> _What is required_
Return each entry below exactly. Skip the images.
BEGIN The data
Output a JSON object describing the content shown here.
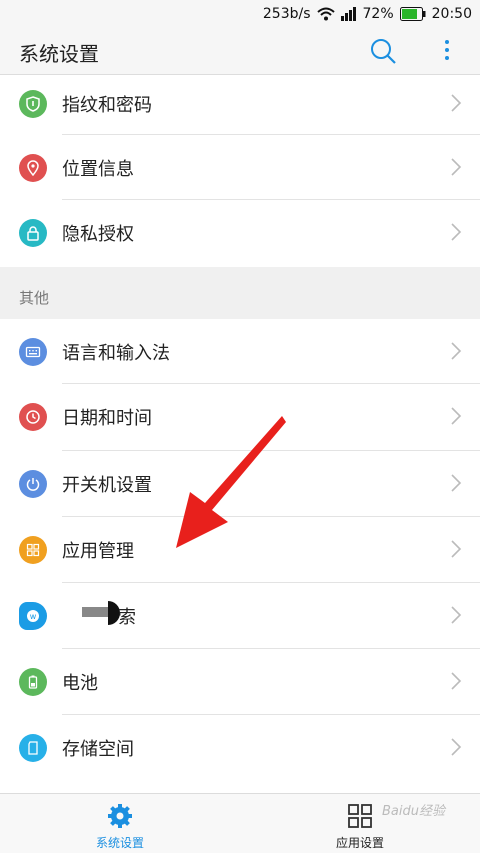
{
  "status": {
    "speed": "253b/s",
    "battery": "72%",
    "time": "20:50",
    "icons": [
      "wifi-icon",
      "signal-icon",
      "battery-icon"
    ]
  },
  "header": {
    "title": "系统设置",
    "actions": [
      "search-icon",
      "more-icon"
    ]
  },
  "list": {
    "group1": [
      {
        "label": "指纹和密码",
        "icon": "shield-icon",
        "color": "#5cb85c"
      },
      {
        "label": "位置信息",
        "icon": "location-icon",
        "color": "#e05050"
      },
      {
        "label": "隐私授权",
        "icon": "lock-icon",
        "color": "#27b9c4"
      }
    ],
    "section_title": "其他",
    "group2": [
      {
        "label": "语言和输入法",
        "icon": "keyboard-icon",
        "color": "#5c8ee0"
      },
      {
        "label": "日期和时间",
        "icon": "clock-icon",
        "color": "#e05050"
      },
      {
        "label": "开关机设置",
        "icon": "power-icon",
        "color": "#5c8ee0"
      },
      {
        "label": "应用管理",
        "icon": "apps-icon",
        "color": "#f0a020"
      },
      {
        "label": "索",
        "icon": "search-app-icon",
        "color": "#1b9ce5"
      },
      {
        "label": "电池",
        "icon": "battery-app-icon",
        "color": "#5cb85c"
      },
      {
        "label": "存储空间",
        "icon": "storage-icon",
        "color": "#27b0e8"
      }
    ]
  },
  "bottom_nav": {
    "tabs": [
      {
        "label": "系统设置",
        "icon": "gear-icon",
        "active": true
      },
      {
        "label": "应用设置",
        "icon": "grid-icon",
        "active": false
      }
    ]
  },
  "watermark": "Baidu经验",
  "colors": {
    "accent": "#1b8fe0",
    "arrow": "#e8201c"
  }
}
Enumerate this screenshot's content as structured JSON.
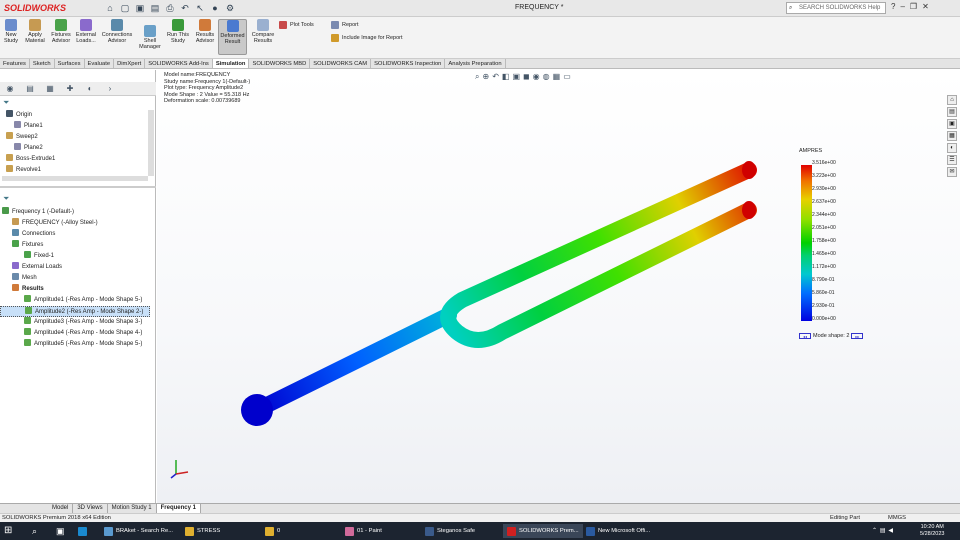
{
  "app": {
    "logo": "SOLIDWORKS",
    "window_title": "FREQUENCY *",
    "help_placeholder": "SEARCH SOLIDWORKS Help"
  },
  "ribbon": {
    "buttons": [
      {
        "label": "New\nStudy"
      },
      {
        "label": "Apply\nMaterial"
      },
      {
        "label": "Fixtures\nAdvisor"
      },
      {
        "label": "External\nLoads..."
      },
      {
        "label": "Connections\nAdvisor"
      },
      {
        "label": "Shell\nManager"
      },
      {
        "label": "Run This\nStudy"
      },
      {
        "label": "Results\nAdvisor"
      },
      {
        "label": "Deformed\nResult"
      },
      {
        "label": "Compare\nResults"
      }
    ],
    "plot_tools": "Plot Tools",
    "report": "Report",
    "include_image": "Include Image for Report"
  },
  "tabs": [
    "Features",
    "Sketch",
    "Surfaces",
    "Evaluate",
    "DimXpert",
    "SOLIDWORKS Add-Ins",
    "Simulation",
    "SOLIDWORKS MBD",
    "SOLIDWORKS CAM",
    "SOLIDWORKS Inspection",
    "Analysis Preparation"
  ],
  "feature_tree": [
    "Origin",
    "Plane1",
    "Sweep2",
    "Plane2",
    "Boss-Extrude1",
    "Revolve1"
  ],
  "sim_tree": {
    "study": "Frequency 1 (-Default-)",
    "items": [
      "FREQUENCY (-Alloy Steel-)",
      "Connections",
      "Fixtures",
      "Fixed-1",
      "External Loads",
      "Mesh",
      "Results"
    ],
    "results": [
      "Amplitude1 (-Res Amp - Mode Shape 5-)",
      "Amplitude2 (-Res Amp - Mode Shape 2-)",
      "Amplitude3 (-Res Amp - Mode Shape 3-)",
      "Amplitude4 (-Res Amp - Mode Shape 4-)",
      "Amplitude5 (-Res Amp - Mode Shape 5-)"
    ]
  },
  "plot_info": {
    "model": "Model name:FREQUENCY",
    "study": "Study name:Frequency 1(-Default-)",
    "plot_type": "Plot type: Frequency Amplitude2",
    "mode": "Mode Shape : 2  Value =    55.318 Hz",
    "scale": "Deformation scale: 0.00739689"
  },
  "legend": {
    "title": "AMPRES",
    "ticks": [
      "3.516e+00",
      "3.223e+00",
      "2.930e+00",
      "2.637e+00",
      "2.344e+00",
      "2.051e+00",
      "1.758e+00",
      "1.465e+00",
      "1.172e+00",
      "8.790e-01",
      "5.860e-01",
      "2.930e-01",
      "0.000e+00"
    ],
    "mode_shape": "Mode shape: 2"
  },
  "bottom_tabs": [
    "Model",
    "3D Views",
    "Motion Study 1",
    "Frequency 1"
  ],
  "status": {
    "left": "SOLIDWORKS Premium 2018 x64 Edition",
    "mode": "Editing Part",
    "units": "MMGS"
  },
  "taskbar": {
    "items": [
      "BRAket - Search Re...",
      "STRESS",
      "0",
      "01 - Paint",
      "Steganos Safe",
      "SOLIDWORKS Prem...",
      "New Microsoft Offi..."
    ],
    "time": "10:20 AM",
    "date": "5/28/2023"
  }
}
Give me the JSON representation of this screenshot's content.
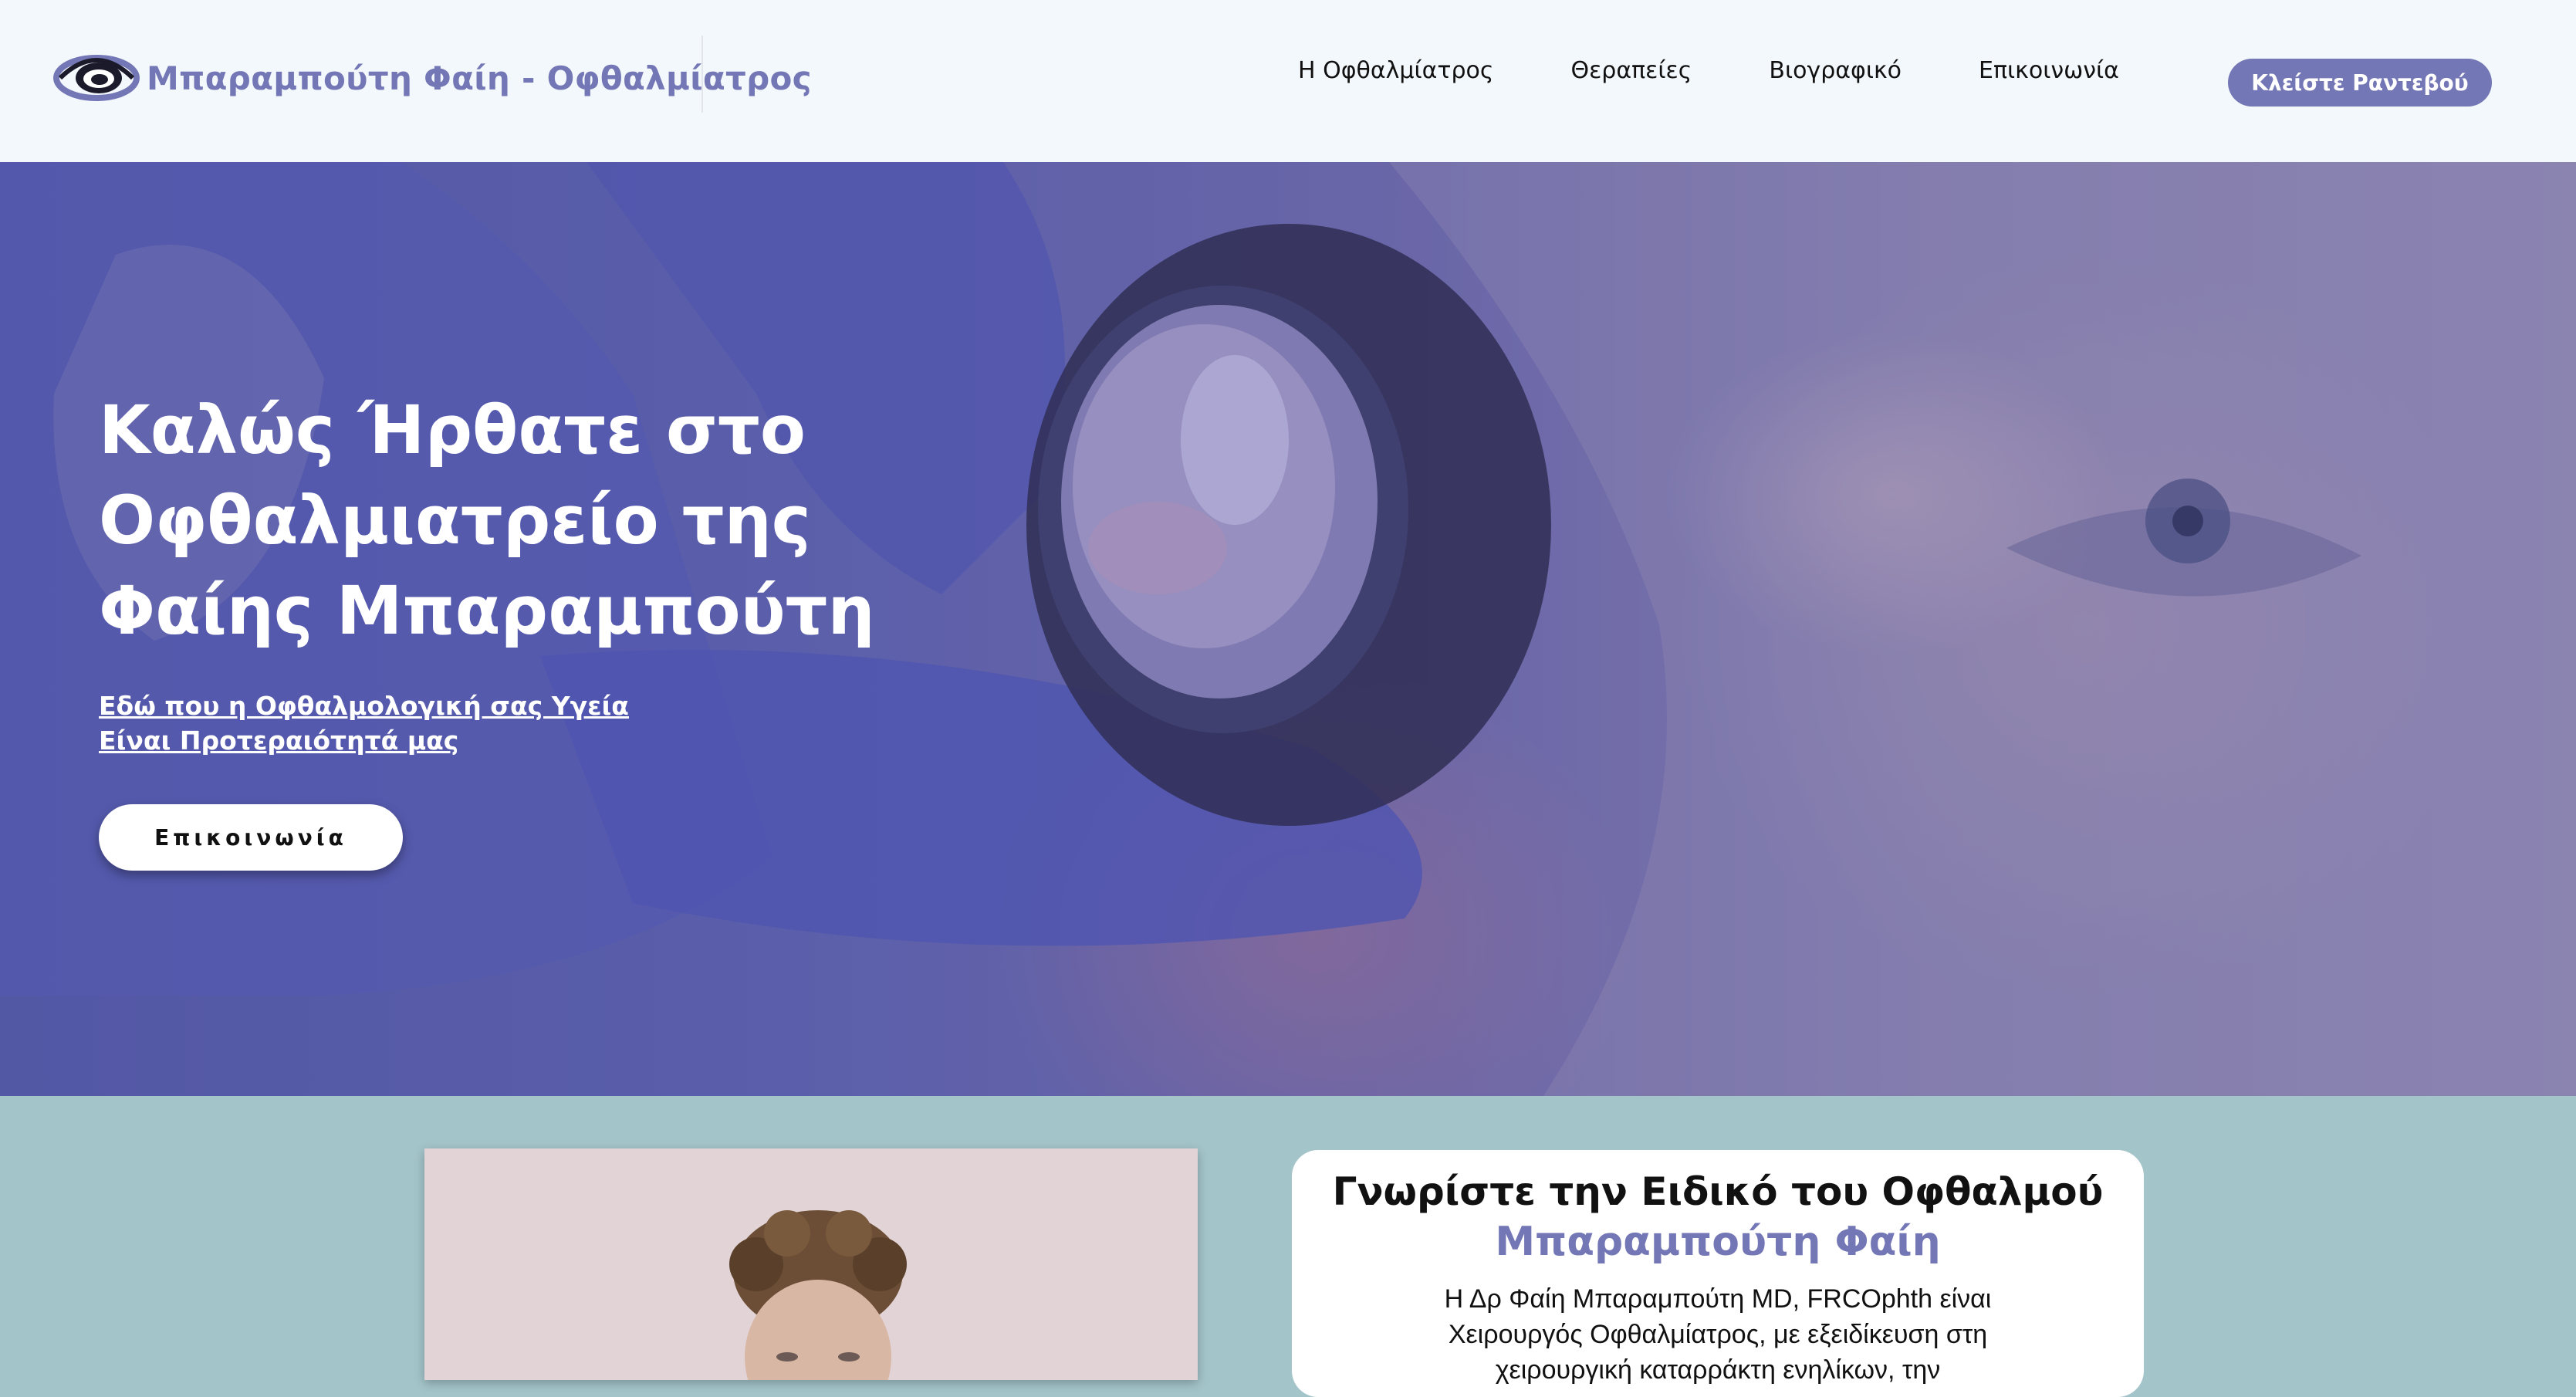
{
  "header": {
    "logo_text": "Μπαραμπούτη Φαίη - Οφθαλμίατρος",
    "nav": [
      "Η Οφθαλμίατρος",
      "Θεραπείες",
      "Βιογραφικό",
      "Επικοινωνία"
    ],
    "book_button": "Κλείστε Ραντεβού",
    "accent_color": "#7477b5"
  },
  "hero": {
    "title_lines": [
      "Καλώς Ήρθατε στο",
      "Οφθαλμιατρείο της",
      "Φαίης Μπαραμπούτη"
    ],
    "subtitle": "Εδώ που η Οφθαλμολογική σας Υγεία Είναι Προτεραιότητά μας",
    "button": "Επικοινωνία"
  },
  "about": {
    "title": "Γνωρίστε την Ειδικό του Οφθαλμού",
    "name": "Μπαραμπούτη Φαίη",
    "text": "Η Δρ Φαίη Μπαραμπούτη MD, FRCOphth είναι Χειρουργός Οφθαλμίατρος, με εξειδίκευση στη χειρουργική καταρράκτη ενηλίκων, την"
  }
}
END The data
> _Answer box_
Output a JSON object describing the content shown here.
{
  "status": {
    "speed": "253b/s",
    "battery": "72%",
    "time": "20:50",
    "icons": [
      "wifi-icon",
      "signal-icon",
      "battery-icon"
    ]
  },
  "header": {
    "title": "系统设置",
    "actions": [
      "search-icon",
      "more-icon"
    ]
  },
  "list": {
    "group1": [
      {
        "label": "指纹和密码",
        "icon": "shield-icon",
        "color": "#5cb85c"
      },
      {
        "label": "位置信息",
        "icon": "location-icon",
        "color": "#e05050"
      },
      {
        "label": "隐私授权",
        "icon": "lock-icon",
        "color": "#27b9c4"
      }
    ],
    "section_title": "其他",
    "group2": [
      {
        "label": "语言和输入法",
        "icon": "keyboard-icon",
        "color": "#5c8ee0"
      },
      {
        "label": "日期和时间",
        "icon": "clock-icon",
        "color": "#e05050"
      },
      {
        "label": "开关机设置",
        "icon": "power-icon",
        "color": "#5c8ee0"
      },
      {
        "label": "应用管理",
        "icon": "apps-icon",
        "color": "#f0a020"
      },
      {
        "label": "索",
        "icon": "search-app-icon",
        "color": "#1b9ce5"
      },
      {
        "label": "电池",
        "icon": "battery-app-icon",
        "color": "#5cb85c"
      },
      {
        "label": "存储空间",
        "icon": "storage-icon",
        "color": "#27b0e8"
      }
    ]
  },
  "bottom_nav": {
    "tabs": [
      {
        "label": "系统设置",
        "icon": "gear-icon",
        "active": true
      },
      {
        "label": "应用设置",
        "icon": "grid-icon",
        "active": false
      }
    ]
  },
  "watermark": "Baidu经验",
  "colors": {
    "accent": "#1b8fe0",
    "arrow": "#e8201c"
  }
}
Enumerate this screenshot's content as structured JSON.
{
  "app": {
    "logo": "SOLIDWORKS",
    "window_title": "FREQUENCY *",
    "help_placeholder": "SEARCH SOLIDWORKS Help"
  },
  "ribbon": {
    "buttons": [
      {
        "label": "New\nStudy"
      },
      {
        "label": "Apply\nMaterial"
      },
      {
        "label": "Fixtures\nAdvisor"
      },
      {
        "label": "External\nLoads..."
      },
      {
        "label": "Connections\nAdvisor"
      },
      {
        "label": "Shell\nManager"
      },
      {
        "label": "Run This\nStudy"
      },
      {
        "label": "Results\nAdvisor"
      },
      {
        "label": "Deformed\nResult"
      },
      {
        "label": "Compare\nResults"
      }
    ],
    "plot_tools": "Plot Tools",
    "report": "Report",
    "include_image": "Include Image for Report"
  },
  "tabs": [
    "Features",
    "Sketch",
    "Surfaces",
    "Evaluate",
    "DimXpert",
    "SOLIDWORKS Add-Ins",
    "Simulation",
    "SOLIDWORKS MBD",
    "SOLIDWORKS CAM",
    "SOLIDWORKS Inspection",
    "Analysis Preparation"
  ],
  "feature_tree": [
    "Origin",
    "Plane1",
    "Sweep2",
    "Plane2",
    "Boss-Extrude1",
    "Revolve1"
  ],
  "sim_tree": {
    "study": "Frequency 1 (-Default-)",
    "items": [
      "FREQUENCY (-Alloy Steel-)",
      "Connections",
      "Fixtures",
      "Fixed-1",
      "External Loads",
      "Mesh",
      "Results"
    ],
    "results": [
      "Amplitude1 (-Res Amp - Mode Shape 5-)",
      "Amplitude2 (-Res Amp - Mode Shape 2-)",
      "Amplitude3 (-Res Amp - Mode Shape 3-)",
      "Amplitude4 (-Res Amp - Mode Shape 4-)",
      "Amplitude5 (-Res Amp - Mode Shape 5-)"
    ]
  },
  "plot_info": {
    "model": "Model name:FREQUENCY",
    "study": "Study name:Frequency 1(-Default-)",
    "plot_type": "Plot type: Frequency Amplitude2",
    "mode": "Mode Shape : 2  Value =    55.318 Hz",
    "scale": "Deformation scale: 0.00739689"
  },
  "legend": {
    "title": "AMPRES",
    "ticks": [
      "3.516e+00",
      "3.223e+00",
      "2.930e+00",
      "2.637e+00",
      "2.344e+00",
      "2.051e+00",
      "1.758e+00",
      "1.465e+00",
      "1.172e+00",
      "8.790e-01",
      "5.860e-01",
      "2.930e-01",
      "0.000e+00"
    ],
    "mode_shape": "Mode shape: 2"
  },
  "bottom_tabs": [
    "Model",
    "3D Views",
    "Motion Study 1",
    "Frequency 1"
  ],
  "status": {
    "left": "SOLIDWORKS Premium 2018 x64 Edition",
    "mode": "Editing Part",
    "units": "MMGS"
  },
  "taskbar": {
    "items": [
      "BRAket - Search Re...",
      "STRESS",
      "0",
      "01 - Paint",
      "Steganos Safe",
      "SOLIDWORKS Prem...",
      "New Microsoft Offi..."
    ],
    "time": "10:20 AM",
    "date": "5/28/2023"
  }
}
Give me the JSON representation of this screenshot's content.
{
  "header": {
    "logo_text": "Μπαραμπούτη Φαίη - Οφθαλμίατρος",
    "nav": [
      "Η Οφθαλμίατρος",
      "Θεραπείες",
      "Βιογραφικό",
      "Επικοινωνία"
    ],
    "book_button": "Κλείστε Ραντεβού",
    "accent_color": "#7477b5"
  },
  "hero": {
    "title_lines": [
      "Καλώς Ήρθατε στο",
      "Οφθαλμιατρείο της",
      "Φαίης Μπαραμπούτη"
    ],
    "subtitle": "Εδώ που η Οφθαλμολογική σας Υγεία Είναι Προτεραιότητά μας",
    "button": "Επικοινωνία"
  },
  "about": {
    "title": "Γνωρίστε την Ειδικό του Οφθαλμού",
    "name": "Μπαραμπούτη Φαίη",
    "text": "Η Δρ Φαίη Μπαραμπούτη MD, FRCOphth είναι Χειρουργός Οφθαλμίατρος, με εξειδίκευση στη χειρουργική καταρράκτη ενηλίκων, την"
  }
}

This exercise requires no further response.